EXAMPLE 5

STD05 was evaluated for possible hypocholesterolemic activity in hamsters fed with a high cholesterol diet. STD05 at 30 and 100 mg/kg was administered orally once a day for 14 consecutive days. Blood was drawn from overnight fasted hamsters on day 1 (pre-treatment), day 8 (7 days post dosing), and day 15 (14 days post dosing) to measure serum total cholesterol, high density lipoprotein, low density lipotprotein and triglyceride levels. Post-treatment values on day 8 and day 15 were expressed in percentage of respective pretreatment values (day) in order to assess lipid-lowering effect of the tested composition. Decrease of 20% or more in total cholesterol or low density lipoprotein or increase of 20% or more in high density lipoprotein as well as decrease of 40% or more in triglyceride relative to the vehicle group were considered significant.
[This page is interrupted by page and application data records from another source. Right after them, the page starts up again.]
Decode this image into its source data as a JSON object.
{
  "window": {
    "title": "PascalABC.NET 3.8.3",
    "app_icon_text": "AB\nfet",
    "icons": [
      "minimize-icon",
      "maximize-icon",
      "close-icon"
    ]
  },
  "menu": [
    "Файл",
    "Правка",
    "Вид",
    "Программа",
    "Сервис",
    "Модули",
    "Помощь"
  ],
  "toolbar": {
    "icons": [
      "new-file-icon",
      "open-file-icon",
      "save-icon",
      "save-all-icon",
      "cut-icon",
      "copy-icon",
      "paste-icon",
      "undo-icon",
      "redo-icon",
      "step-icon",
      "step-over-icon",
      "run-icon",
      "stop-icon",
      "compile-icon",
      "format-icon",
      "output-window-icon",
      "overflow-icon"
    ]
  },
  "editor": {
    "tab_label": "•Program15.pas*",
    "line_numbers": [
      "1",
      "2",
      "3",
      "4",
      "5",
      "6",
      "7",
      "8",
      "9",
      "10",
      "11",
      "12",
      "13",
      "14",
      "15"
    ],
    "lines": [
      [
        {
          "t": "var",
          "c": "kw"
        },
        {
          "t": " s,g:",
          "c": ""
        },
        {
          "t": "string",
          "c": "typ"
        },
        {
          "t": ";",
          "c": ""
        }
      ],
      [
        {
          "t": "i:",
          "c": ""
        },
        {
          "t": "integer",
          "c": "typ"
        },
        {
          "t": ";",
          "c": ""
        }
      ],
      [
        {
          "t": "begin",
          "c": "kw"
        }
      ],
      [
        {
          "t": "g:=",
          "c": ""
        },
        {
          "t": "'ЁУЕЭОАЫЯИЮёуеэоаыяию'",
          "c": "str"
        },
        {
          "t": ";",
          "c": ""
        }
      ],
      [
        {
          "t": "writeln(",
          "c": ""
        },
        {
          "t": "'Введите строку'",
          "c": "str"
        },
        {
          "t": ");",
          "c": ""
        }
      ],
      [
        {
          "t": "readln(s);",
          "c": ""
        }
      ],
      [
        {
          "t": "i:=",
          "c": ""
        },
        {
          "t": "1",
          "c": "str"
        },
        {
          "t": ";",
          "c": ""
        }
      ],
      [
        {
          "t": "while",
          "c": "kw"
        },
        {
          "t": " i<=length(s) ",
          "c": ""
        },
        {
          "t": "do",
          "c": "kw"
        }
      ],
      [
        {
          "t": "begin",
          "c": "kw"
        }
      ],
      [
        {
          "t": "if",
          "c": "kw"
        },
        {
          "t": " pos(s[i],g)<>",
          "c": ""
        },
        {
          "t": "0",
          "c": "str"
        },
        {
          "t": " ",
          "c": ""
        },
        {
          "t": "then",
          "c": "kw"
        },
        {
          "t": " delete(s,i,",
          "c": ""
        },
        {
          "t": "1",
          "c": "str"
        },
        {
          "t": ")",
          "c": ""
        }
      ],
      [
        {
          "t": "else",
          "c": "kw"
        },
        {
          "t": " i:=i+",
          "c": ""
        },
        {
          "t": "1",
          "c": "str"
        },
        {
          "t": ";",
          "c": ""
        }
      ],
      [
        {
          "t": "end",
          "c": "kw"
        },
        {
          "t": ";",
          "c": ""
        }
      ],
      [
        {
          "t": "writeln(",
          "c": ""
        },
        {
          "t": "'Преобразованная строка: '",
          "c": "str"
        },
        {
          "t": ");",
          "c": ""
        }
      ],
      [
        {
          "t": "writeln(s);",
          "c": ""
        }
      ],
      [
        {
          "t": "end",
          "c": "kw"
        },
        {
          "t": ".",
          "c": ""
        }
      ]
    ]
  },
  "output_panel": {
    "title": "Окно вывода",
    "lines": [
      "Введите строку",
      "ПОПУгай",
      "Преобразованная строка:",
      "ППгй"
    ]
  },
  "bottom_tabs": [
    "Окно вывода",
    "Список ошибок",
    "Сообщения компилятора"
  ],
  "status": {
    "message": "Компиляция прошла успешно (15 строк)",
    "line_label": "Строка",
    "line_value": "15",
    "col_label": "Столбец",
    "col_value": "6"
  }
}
Also one-way ANOVA followed by Dunnet's test was applied for statistical comparison between the vehicle and treated groups.

The results show that STD05 at the concentration of 100 mg/kg had significant low-density lipoprotein lowering effect. The effect became evident after the two week treatment.

OTHER EMBODIMENTS

All of the features disclosed in this specification may be combined in any combination. Each feature disclosed in this specification may be replaced by an alternative feature serving the same, equivalent, or similar purpose. Thus, unless expressly stated otherwise, each feature disclosed is only an example of a generic series of equivalent or similar features.

From the above description, one skilled in the art can easily ascertain the essential characteristics of the present invention, and without departing from the spirit and scope thereof, can make various changes and modifications of the invention to adapt it to various usages and conditions. Thus, other embodiments are also within the scope of the following claims.